• EXERCISE OBJECTIVE:
Exact copy, pictures excluded: reproduce every record below.

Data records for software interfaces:

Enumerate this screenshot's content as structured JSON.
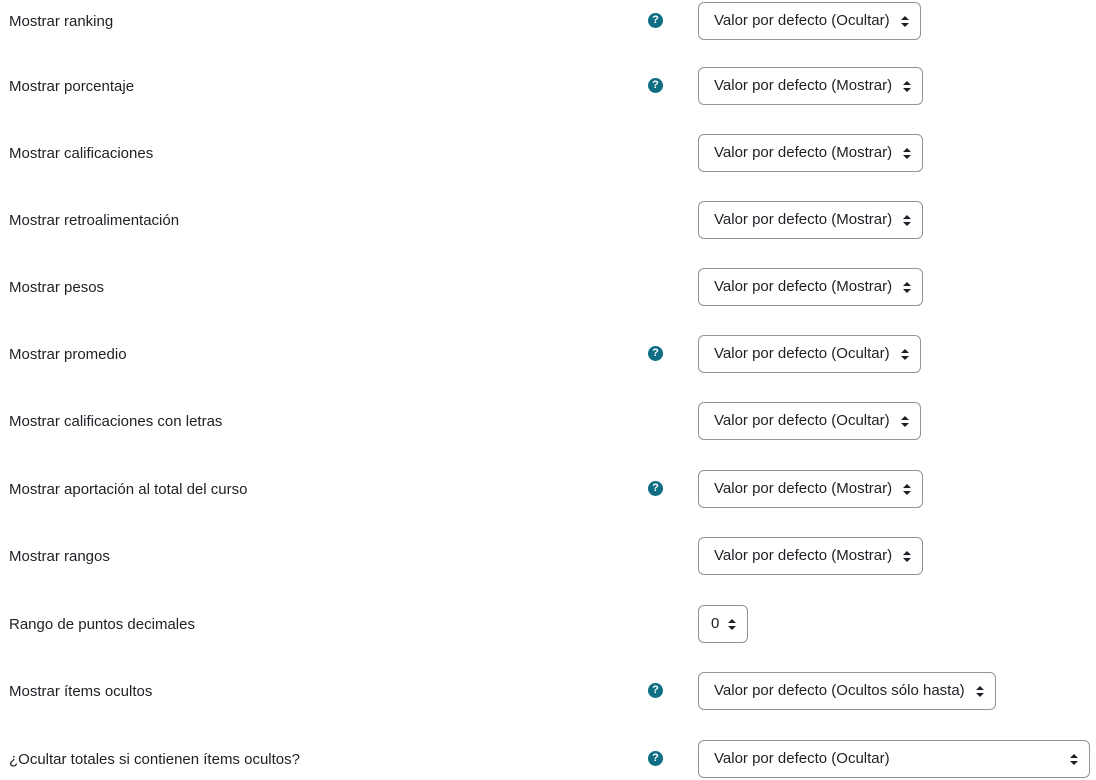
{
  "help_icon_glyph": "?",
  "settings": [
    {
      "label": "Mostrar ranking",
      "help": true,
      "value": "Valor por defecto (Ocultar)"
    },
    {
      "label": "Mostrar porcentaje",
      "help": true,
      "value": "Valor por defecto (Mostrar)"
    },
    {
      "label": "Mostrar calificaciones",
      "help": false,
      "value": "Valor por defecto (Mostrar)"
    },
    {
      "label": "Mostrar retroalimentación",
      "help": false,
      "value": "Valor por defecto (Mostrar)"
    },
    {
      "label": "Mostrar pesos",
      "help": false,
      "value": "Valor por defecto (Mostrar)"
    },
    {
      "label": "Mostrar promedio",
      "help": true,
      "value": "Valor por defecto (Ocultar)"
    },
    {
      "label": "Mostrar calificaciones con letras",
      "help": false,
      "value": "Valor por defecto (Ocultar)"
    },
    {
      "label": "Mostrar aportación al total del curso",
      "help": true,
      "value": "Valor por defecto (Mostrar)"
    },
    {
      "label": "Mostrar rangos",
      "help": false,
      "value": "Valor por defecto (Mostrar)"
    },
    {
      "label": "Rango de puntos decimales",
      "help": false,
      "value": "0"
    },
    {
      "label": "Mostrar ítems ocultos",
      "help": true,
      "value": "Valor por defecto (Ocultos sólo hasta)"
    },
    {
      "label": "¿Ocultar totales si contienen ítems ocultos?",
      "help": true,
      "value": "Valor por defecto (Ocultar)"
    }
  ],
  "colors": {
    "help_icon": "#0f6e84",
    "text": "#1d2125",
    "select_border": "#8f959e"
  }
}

• ANSWER TO THE EXERCISE:
Enumerate this screenshot's content as structured JSON.
{
  "help_icon_glyph": "?",
  "settings": [
    {
      "label": "Mostrar ranking",
      "help": true,
      "value": "Valor por defecto (Ocultar)"
    },
    {
      "label": "Mostrar porcentaje",
      "help": true,
      "value": "Valor por defecto (Mostrar)"
    },
    {
      "label": "Mostrar calificaciones",
      "help": false,
      "value": "Valor por defecto (Mostrar)"
    },
    {
      "label": "Mostrar retroalimentación",
      "help": false,
      "value": "Valor por defecto (Mostrar)"
    },
    {
      "label": "Mostrar pesos",
      "help": false,
      "value": "Valor por defecto (Mostrar)"
    },
    {
      "label": "Mostrar promedio",
      "help": true,
      "value": "Valor por defecto (Ocultar)"
    },
    {
      "label": "Mostrar calificaciones con letras",
      "help": false,
      "value": "Valor por defecto (Ocultar)"
    },
    {
      "label": "Mostrar aportación al total del curso",
      "help": true,
      "value": "Valor por defecto (Mostrar)"
    },
    {
      "label": "Mostrar rangos",
      "help": false,
      "value": "Valor por defecto (Mostrar)"
    },
    {
      "label": "Rango de puntos decimales",
      "help": false,
      "value": "0"
    },
    {
      "label": "Mostrar ítems ocultos",
      "help": true,
      "value": "Valor por defecto (Ocultos sólo hasta)"
    },
    {
      "label": "¿Ocultar totales si contienen ítems ocultos?",
      "help": true,
      "value": "Valor por defecto (Ocultar)"
    }
  ],
  "colors": {
    "help_icon": "#0f6e84",
    "text": "#1d2125",
    "select_border": "#8f959e"
  }
}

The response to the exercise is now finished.